Work order — Below are some records; copy each line in them that contains "Mean".

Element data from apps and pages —
────────

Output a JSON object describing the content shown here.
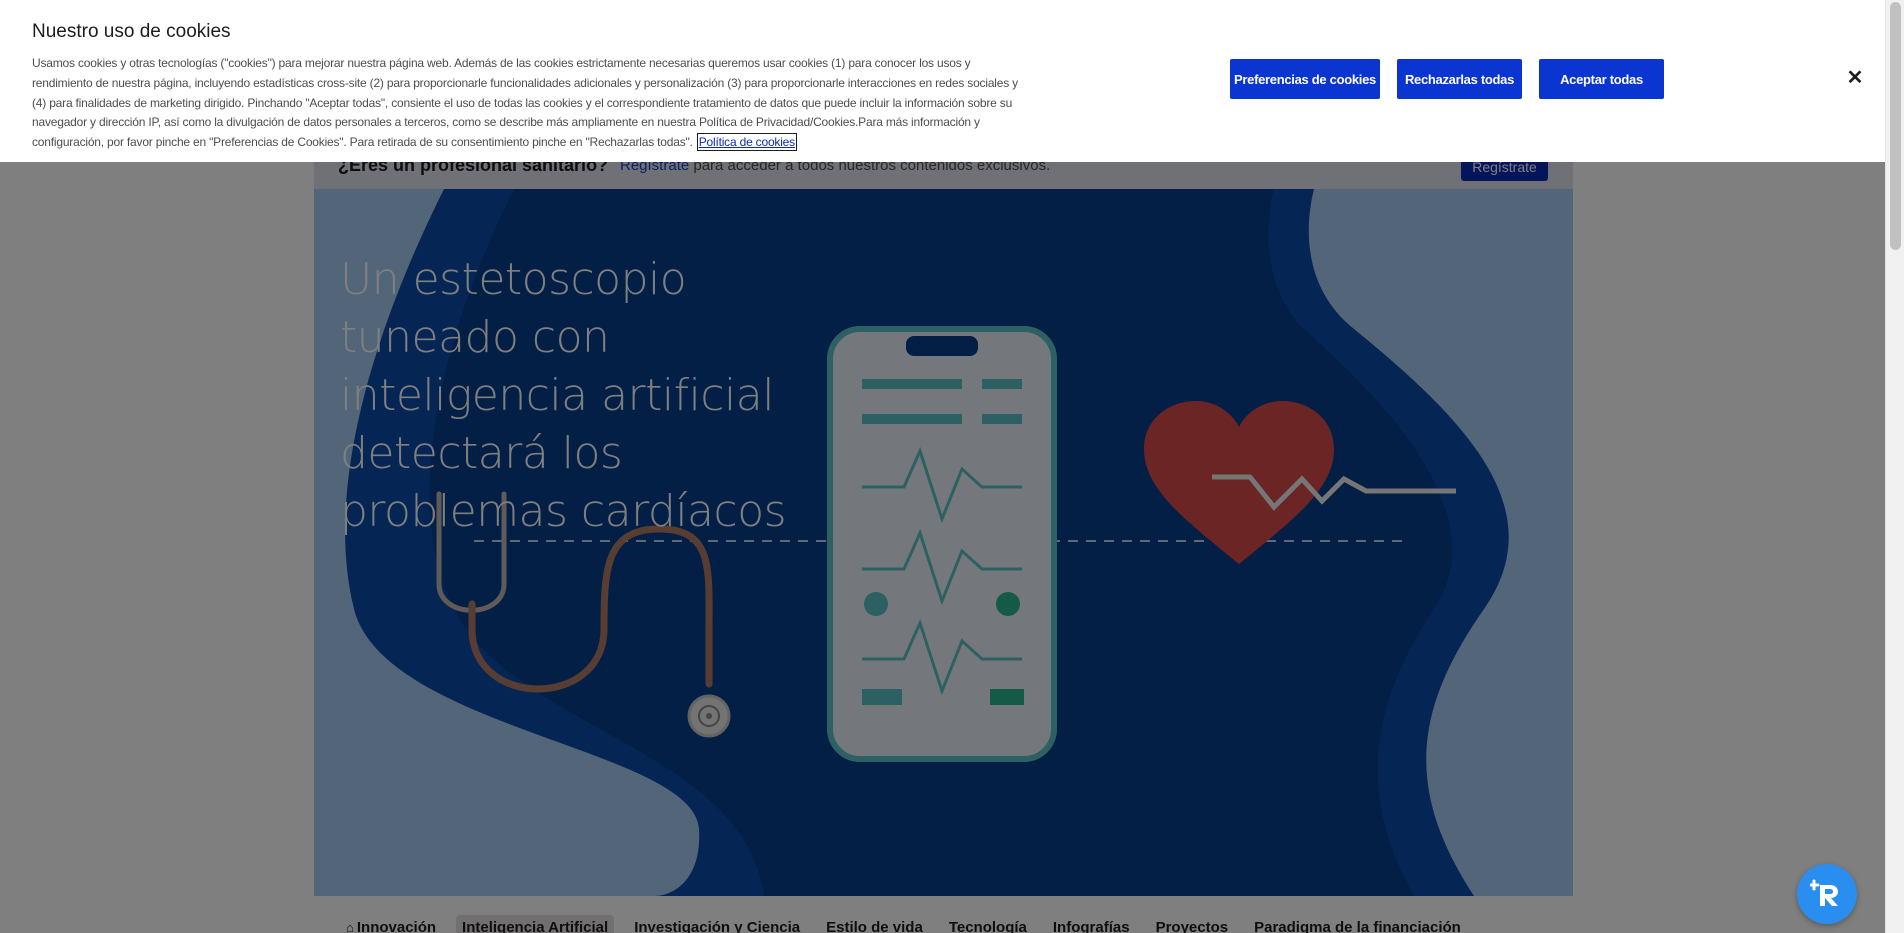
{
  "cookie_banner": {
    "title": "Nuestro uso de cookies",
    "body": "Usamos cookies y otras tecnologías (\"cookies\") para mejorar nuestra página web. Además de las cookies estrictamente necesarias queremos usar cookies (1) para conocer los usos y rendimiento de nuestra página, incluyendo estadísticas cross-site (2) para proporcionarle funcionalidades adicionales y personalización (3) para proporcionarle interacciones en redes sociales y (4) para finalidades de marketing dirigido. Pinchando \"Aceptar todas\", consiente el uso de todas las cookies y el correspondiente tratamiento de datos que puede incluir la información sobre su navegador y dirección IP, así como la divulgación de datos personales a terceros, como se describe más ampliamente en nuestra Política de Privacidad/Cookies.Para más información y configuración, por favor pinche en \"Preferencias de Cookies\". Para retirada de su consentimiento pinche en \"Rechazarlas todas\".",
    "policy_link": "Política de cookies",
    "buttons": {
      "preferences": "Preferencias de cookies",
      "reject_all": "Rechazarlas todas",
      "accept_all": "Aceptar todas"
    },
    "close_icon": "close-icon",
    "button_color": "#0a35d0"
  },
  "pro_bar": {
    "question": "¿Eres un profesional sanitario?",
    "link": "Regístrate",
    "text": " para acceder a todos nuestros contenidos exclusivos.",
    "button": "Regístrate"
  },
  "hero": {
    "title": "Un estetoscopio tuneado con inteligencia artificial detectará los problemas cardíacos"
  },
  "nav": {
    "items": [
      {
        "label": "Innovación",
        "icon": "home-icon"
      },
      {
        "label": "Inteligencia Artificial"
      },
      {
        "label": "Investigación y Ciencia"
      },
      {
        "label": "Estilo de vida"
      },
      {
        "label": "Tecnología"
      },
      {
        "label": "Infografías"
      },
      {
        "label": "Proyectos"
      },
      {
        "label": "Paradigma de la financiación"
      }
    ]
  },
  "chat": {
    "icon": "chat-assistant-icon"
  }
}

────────

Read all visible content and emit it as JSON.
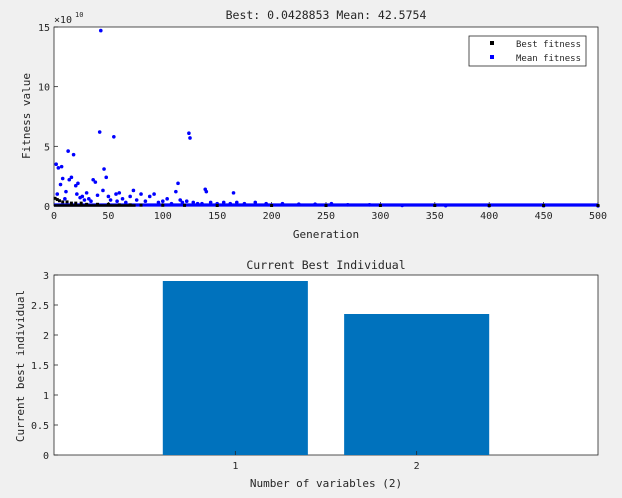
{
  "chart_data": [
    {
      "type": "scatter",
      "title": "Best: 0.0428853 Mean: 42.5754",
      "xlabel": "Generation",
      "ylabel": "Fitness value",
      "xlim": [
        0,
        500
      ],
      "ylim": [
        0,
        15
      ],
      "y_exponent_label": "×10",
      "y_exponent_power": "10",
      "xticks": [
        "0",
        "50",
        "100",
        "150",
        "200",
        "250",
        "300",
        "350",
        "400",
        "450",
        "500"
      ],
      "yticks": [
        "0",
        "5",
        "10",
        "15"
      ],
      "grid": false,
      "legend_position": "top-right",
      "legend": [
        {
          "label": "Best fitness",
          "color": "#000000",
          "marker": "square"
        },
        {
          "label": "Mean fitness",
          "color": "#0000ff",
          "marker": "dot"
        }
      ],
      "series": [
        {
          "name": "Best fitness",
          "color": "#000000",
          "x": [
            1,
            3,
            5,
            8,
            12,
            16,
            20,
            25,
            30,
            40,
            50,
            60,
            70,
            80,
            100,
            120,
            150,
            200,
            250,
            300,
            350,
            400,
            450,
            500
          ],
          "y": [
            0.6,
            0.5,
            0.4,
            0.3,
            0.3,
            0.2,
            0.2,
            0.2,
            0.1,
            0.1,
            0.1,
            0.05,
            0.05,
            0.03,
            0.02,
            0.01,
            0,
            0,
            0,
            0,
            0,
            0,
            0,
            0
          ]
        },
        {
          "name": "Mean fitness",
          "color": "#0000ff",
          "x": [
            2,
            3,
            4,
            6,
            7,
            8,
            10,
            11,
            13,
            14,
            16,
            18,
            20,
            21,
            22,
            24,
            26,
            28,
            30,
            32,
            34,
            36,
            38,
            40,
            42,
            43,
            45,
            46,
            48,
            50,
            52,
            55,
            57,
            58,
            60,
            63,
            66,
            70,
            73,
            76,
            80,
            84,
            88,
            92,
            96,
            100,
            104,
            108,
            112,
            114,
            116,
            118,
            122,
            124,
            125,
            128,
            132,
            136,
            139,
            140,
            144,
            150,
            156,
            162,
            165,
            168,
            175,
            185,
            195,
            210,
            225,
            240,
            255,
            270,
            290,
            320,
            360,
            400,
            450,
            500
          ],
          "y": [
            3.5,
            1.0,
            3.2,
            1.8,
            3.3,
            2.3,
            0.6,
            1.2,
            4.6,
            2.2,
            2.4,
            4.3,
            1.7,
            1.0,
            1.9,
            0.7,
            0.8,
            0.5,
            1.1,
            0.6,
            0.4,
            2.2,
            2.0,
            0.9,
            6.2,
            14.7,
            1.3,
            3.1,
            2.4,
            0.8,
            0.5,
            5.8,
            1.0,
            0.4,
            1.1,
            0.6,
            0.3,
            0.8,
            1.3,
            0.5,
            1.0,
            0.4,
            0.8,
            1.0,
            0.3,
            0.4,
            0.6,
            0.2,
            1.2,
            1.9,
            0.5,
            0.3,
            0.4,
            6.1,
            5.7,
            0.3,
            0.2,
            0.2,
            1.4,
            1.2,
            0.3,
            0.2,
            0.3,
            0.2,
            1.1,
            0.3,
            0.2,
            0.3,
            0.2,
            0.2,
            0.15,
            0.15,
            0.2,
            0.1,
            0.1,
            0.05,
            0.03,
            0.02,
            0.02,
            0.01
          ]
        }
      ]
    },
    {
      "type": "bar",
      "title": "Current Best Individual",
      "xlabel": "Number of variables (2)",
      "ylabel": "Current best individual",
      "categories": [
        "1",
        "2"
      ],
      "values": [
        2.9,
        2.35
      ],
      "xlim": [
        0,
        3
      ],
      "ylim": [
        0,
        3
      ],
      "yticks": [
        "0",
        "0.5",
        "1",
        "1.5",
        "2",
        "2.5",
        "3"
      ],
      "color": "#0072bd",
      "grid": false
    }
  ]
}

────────

Response to the exercise —
      "title": "Best: 0.0428853 Mean: 42.5754",
          "label": "Mean fitness",
          "name": "Mean fitness",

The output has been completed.